      My 8 year old Italian Greyhound had a very bad experience with Rimadyl. It was given to him pre-op prior to a dental procedure (cleaning + teeth extraction) and post procedure 12 hours later. My dog bled uncontrollably from his nose, mouth, and then also started having bloody diarrhea. His PVC dropped to 36 then to 24. He required intensive care and 2 blood transfusions. His clotting factor tests were checked and they all came back normal, so we know it had to be the Rimadyl. If it weren't for a major veterinary hospital being nearby, my dog may have died. Please, there are much safer medications than Rimadyl available that can be used for pain management. It's not worth the risk.

    • NurseKathy profile image

      NurseKathy 15 months ago

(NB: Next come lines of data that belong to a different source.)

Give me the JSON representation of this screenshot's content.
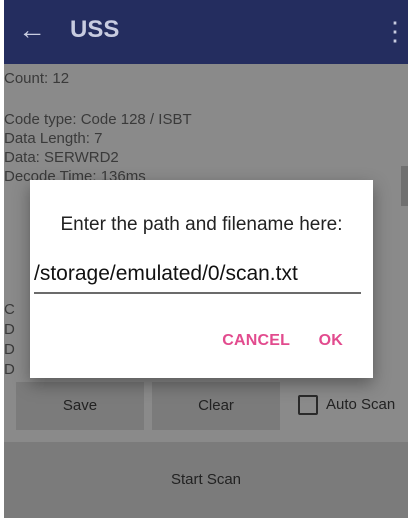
{
  "appbar": {
    "title": "USS",
    "back_icon": "arrow-left-icon",
    "overflow_icon": "more-vertical-icon",
    "colors": {
      "background": "#242d5f",
      "foreground": "#c8cce0"
    }
  },
  "content": {
    "count_label": "Count:  12",
    "info_lines": [
      "Code type: Code 128 / ISBT",
      "Data Length: 7",
      "Data: SERWRD2",
      "Decode Time: 136ms"
    ],
    "side_letters": [
      "C",
      "D",
      "D",
      "D"
    ]
  },
  "controls": {
    "save_label": "Save",
    "clear_label": "Clear",
    "auto_scan_label": "Auto Scan",
    "auto_scan_checked": false,
    "start_scan_label": "Start Scan"
  },
  "dialog": {
    "title": "Enter the path and filename here:",
    "path_value": "/storage/emulated/0/scan.txt",
    "cancel_label": "CANCEL",
    "ok_label": "OK",
    "accent_color": "#e24b8e"
  }
}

      I just tried Rimadyl on my older dog for the third time. He can take it for a week and it helps his arthritis a lot, but after a length of time, (this time 2 months) he starts acting goofy. He pants a lot. Stumbles and falls at times. Becomes very needy. And in the evening he seems to have what we nurses call "Sundowner Syndrome". He becomes confused, scratches at the carpeting, walks around and around the house, etc. I stopped it 4 days ago and he's back to being a normal Border Collie. I'm going to try glucosamine chondroitin with MSM and if that doesn't work it's back to the Vet. The Vet acted like I was nuts when I told him the Rimadyl caused him to behave really odd.

    • DrMark1961 profile image

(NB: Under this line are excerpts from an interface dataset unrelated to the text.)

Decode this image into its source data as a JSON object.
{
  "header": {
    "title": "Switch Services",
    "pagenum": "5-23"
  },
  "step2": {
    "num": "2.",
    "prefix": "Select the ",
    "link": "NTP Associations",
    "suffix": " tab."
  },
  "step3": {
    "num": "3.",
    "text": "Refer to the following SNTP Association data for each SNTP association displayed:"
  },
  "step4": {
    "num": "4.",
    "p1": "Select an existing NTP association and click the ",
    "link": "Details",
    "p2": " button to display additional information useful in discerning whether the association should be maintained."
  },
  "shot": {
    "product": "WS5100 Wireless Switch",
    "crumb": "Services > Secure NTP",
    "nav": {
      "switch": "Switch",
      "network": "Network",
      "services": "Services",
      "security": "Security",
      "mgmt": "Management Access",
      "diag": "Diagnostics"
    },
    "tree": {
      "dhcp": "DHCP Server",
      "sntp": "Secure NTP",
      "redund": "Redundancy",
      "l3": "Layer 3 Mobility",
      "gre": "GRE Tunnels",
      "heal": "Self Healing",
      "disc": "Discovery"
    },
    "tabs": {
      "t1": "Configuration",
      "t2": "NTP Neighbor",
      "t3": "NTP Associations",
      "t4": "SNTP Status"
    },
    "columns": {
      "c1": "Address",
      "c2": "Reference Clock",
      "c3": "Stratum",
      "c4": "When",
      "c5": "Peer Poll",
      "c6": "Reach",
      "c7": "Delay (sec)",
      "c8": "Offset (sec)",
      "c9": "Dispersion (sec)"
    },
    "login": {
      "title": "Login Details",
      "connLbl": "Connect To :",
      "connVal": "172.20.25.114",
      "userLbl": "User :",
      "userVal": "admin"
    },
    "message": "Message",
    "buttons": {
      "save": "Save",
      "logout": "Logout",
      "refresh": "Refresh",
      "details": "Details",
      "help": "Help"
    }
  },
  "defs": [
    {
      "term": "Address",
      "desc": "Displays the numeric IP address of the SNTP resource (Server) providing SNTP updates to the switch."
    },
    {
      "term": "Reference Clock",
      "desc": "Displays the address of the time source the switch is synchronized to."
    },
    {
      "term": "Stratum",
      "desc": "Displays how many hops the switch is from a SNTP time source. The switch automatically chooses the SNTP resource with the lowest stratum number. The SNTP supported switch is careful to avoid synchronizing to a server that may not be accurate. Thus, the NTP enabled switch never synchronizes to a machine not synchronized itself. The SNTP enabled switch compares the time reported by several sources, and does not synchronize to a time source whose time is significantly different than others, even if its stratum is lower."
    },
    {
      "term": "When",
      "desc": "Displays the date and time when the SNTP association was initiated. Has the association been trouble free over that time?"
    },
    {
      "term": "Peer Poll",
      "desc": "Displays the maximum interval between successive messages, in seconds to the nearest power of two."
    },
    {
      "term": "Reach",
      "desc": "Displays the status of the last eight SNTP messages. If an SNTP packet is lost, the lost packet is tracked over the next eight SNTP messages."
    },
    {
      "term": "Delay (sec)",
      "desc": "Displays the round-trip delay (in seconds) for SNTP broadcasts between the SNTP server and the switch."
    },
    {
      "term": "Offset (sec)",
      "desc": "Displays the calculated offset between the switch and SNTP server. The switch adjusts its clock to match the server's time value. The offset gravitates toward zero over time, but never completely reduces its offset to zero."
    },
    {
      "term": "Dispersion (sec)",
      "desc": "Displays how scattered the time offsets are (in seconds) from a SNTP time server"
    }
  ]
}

      Dr Mark 3 years ago from The Atlantic Rain Forest, Brazil

      I cannot give you an exact answer on that, hbrat3213748, since the duration of side effects really depends on how long your Boston was on the drug in the first place. If it was a longer time, the side effects can last longer.

      You said that the vet says he doubts that it is related to rimadyl. Have you done blood work? What organs are being affected? Unfortunately, unless blood work was done before the drug was started, it is hard to say what changes have happened. Anorexia can have a lot of causes, so your vet needs to investigate all of the possibilities and keep your dog going while looking into this.

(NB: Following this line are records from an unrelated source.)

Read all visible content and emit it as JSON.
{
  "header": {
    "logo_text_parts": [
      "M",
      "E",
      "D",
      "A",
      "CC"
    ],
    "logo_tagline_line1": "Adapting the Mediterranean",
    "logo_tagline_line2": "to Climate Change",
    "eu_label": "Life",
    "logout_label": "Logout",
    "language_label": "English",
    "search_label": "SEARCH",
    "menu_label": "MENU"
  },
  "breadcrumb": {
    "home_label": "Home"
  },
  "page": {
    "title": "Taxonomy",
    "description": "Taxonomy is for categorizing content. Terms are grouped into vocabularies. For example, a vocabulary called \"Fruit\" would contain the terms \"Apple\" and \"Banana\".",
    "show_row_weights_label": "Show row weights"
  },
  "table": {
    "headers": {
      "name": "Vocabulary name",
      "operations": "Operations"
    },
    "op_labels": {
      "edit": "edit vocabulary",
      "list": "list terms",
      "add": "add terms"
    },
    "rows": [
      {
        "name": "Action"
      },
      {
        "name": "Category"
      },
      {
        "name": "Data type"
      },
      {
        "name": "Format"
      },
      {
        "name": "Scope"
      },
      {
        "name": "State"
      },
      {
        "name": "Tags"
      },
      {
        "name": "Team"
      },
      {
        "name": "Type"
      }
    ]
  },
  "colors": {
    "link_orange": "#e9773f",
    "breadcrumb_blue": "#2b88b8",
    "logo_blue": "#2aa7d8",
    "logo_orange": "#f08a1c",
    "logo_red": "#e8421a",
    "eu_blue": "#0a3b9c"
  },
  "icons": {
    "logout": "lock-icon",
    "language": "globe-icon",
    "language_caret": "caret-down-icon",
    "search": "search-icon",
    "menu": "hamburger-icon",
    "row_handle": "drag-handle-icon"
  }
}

      Good luck with your little girl.

    • profile image

      hbrat3213748 3 years ago

      I took our 12 year old boston terrier off rimadyl about three weeks ago - she is still very letharic and doesn't want to eat. the vet says he doubts that it is related to rimadyl. How long can the effects last?

    • profile image

      jodilcox 4 years ago

      Rimadyl Side Effects...

      Do NOT use this I beg of you! My dog has been in agony since my Vet put him on it, he CLAIMED that he had arthritis just by looking at him.

      Swollen legs


      skin infection


      throwing up


      right leg weakness

      He just one day sat down and could not get up, rushed him to the ER and they took x-ray's, nothing showed, no arthritis, nothing.

      Went to a Neurologist and had a DM test, 6 weeks later it came back negative, they said it could be something neurological.

      I just took him off of it 1 day ago and his feet and ankles are no longer twice the size, his infection on his legs, inner thighs and stomach are healing on their own with NO medication that I was prescribed.

      He is still wobbly but not near what he was. I pray for the best and ENCOURAGE AND PLEAD with anyone to NOT give this to our dog!

      Pfizer the company and the Vet's that prescribe this are greedy and only care about the money the prescriptions they hand out are bringing them in.

      I a disgusted!

    • DrMark1961 profile image

      Dr Mark 5 years ago from The Atlantic Rain Forest, Brazil

      Yes, it usually works just fine. Even a small dose is not going to make a difference if your dog is sensitive to the drug, though. There are a lot of innocuous alternatives, but people need to be willing to try them.

      Thanks for your visit!

    • midget38 profile image

      Michelle Liew 5 years ago from Singapore

      This is great if your dog has a joint injury which leads to arthritis. As with all medication, we've to be careful about administering.. do it in little doses. Thanks for the tips!